◆ EXERCISE BRIEF
The records sit below this line. Repeat all of them exactly.

◆ RECORDS FOR PROCESSING
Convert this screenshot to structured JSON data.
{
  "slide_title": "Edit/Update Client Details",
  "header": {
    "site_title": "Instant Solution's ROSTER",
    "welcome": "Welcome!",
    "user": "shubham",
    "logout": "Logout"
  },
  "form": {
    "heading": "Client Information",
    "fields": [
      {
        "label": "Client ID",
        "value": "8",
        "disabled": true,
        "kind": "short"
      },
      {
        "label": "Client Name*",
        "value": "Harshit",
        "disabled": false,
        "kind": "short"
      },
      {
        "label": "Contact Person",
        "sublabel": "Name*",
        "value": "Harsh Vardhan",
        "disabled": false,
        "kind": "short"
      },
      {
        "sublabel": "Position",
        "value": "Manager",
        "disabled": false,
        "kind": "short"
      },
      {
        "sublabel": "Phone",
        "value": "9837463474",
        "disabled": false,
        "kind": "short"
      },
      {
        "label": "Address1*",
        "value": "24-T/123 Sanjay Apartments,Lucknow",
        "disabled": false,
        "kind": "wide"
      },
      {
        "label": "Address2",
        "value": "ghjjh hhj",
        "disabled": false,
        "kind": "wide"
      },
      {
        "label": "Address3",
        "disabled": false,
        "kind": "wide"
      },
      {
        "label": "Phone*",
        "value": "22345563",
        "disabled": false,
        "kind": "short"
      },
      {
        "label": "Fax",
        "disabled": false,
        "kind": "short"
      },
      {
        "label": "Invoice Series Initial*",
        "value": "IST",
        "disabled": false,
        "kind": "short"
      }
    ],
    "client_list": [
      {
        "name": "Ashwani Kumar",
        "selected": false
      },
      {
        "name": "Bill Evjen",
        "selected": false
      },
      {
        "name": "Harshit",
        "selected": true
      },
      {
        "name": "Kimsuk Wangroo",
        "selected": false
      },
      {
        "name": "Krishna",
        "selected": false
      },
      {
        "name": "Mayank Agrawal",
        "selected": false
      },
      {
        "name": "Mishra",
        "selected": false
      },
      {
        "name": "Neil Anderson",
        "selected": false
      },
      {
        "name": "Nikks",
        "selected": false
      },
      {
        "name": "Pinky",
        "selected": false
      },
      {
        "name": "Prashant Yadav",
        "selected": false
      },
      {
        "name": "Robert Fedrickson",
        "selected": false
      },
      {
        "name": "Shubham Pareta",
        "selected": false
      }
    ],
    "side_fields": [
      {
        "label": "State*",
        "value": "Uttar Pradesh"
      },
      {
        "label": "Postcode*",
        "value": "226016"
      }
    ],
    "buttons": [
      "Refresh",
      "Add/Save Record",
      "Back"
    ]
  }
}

◆ RESPONSE TO THE EXERCISE
Convert this screenshot to structured JSON data.
{
  "slide_title": "Edit/Update Client Details",
  "header": {
    "site_title": "Instant Solution's ROSTER",
    "welcome": "Welcome!",
    "user": "shubham",
    "logout": "Logout"
  },
  "form": {
    "heading": "Client Information",
    "fields": [
      {
        "label": "Client ID",
        "value": "8",
        "disabled": true,
        "kind": "short"
      },
      {
        "label": "Client Name*",
        "value": "Harshit",
        "disabled": false,
        "kind": "short"
      },
      {
        "label": "Contact Person",
        "sublabel": "Name*",
        "value": "Harsh Vardhan",
        "disabled": false,
        "kind": "short"
      },
      {
        "sublabel": "Position",
        "value": "Manager",
        "disabled": false,
        "kind": "short"
      },
      {
        "sublabel": "Phone",
        "value": "9837463474",
        "disabled": false,
        "kind": "short"
      },
      {
        "label": "Address1*",
        "value": "24-T/123 Sanjay Apartments,Lucknow",
        "disabled": false,
        "kind": "wide"
      },
      {
        "label": "Address2",
        "value": "ghjjh hhj",
        "disabled": false,
        "kind": "wide"
      },
      {
        "label": "Address3",
        "disabled": false,
        "kind": "wide"
      },
      {
        "label": "Phone*",
        "value": "22345563",
        "disabled": false,
        "kind": "short"
      },
      {
        "label": "Fax",
        "disabled": false,
        "kind": "short"
      },
      {
        "label": "Invoice Series Initial*",
        "value": "IST",
        "disabled": false,
        "kind": "short"
      }
    ],
    "client_list": [
      {
        "name": "Ashwani Kumar",
        "selected": false
      },
      {
        "name": "Bill Evjen",
        "selected": false
      },
      {
        "name": "Harshit",
        "selected": true
      },
      {
        "name": "Kimsuk Wangroo",
        "selected": false
      },
      {
        "name": "Krishna",
        "selected": false
      },
      {
        "name": "Mayank Agrawal",
        "selected": false
      },
      {
        "name": "Mishra",
        "selected": false
      },
      {
        "name": "Neil Anderson",
        "selected": false
      },
      {
        "name": "Nikks",
        "selected": false
      },
      {
        "name": "Pinky",
        "selected": false
      },
      {
        "name": "Prashant Yadav",
        "selected": false
      },
      {
        "name": "Robert Fedrickson",
        "selected": false
      },
      {
        "name": "Shubham Pareta",
        "selected": false
      }
    ],
    "side_fields": [
      {
        "label": "State*",
        "value": "Uttar Pradesh"
      },
      {
        "label": "Postcode*",
        "value": "226016"
      }
    ],
    "buttons": [
      "Refresh",
      "Add/Save Record",
      "Back"
    ]
  }
}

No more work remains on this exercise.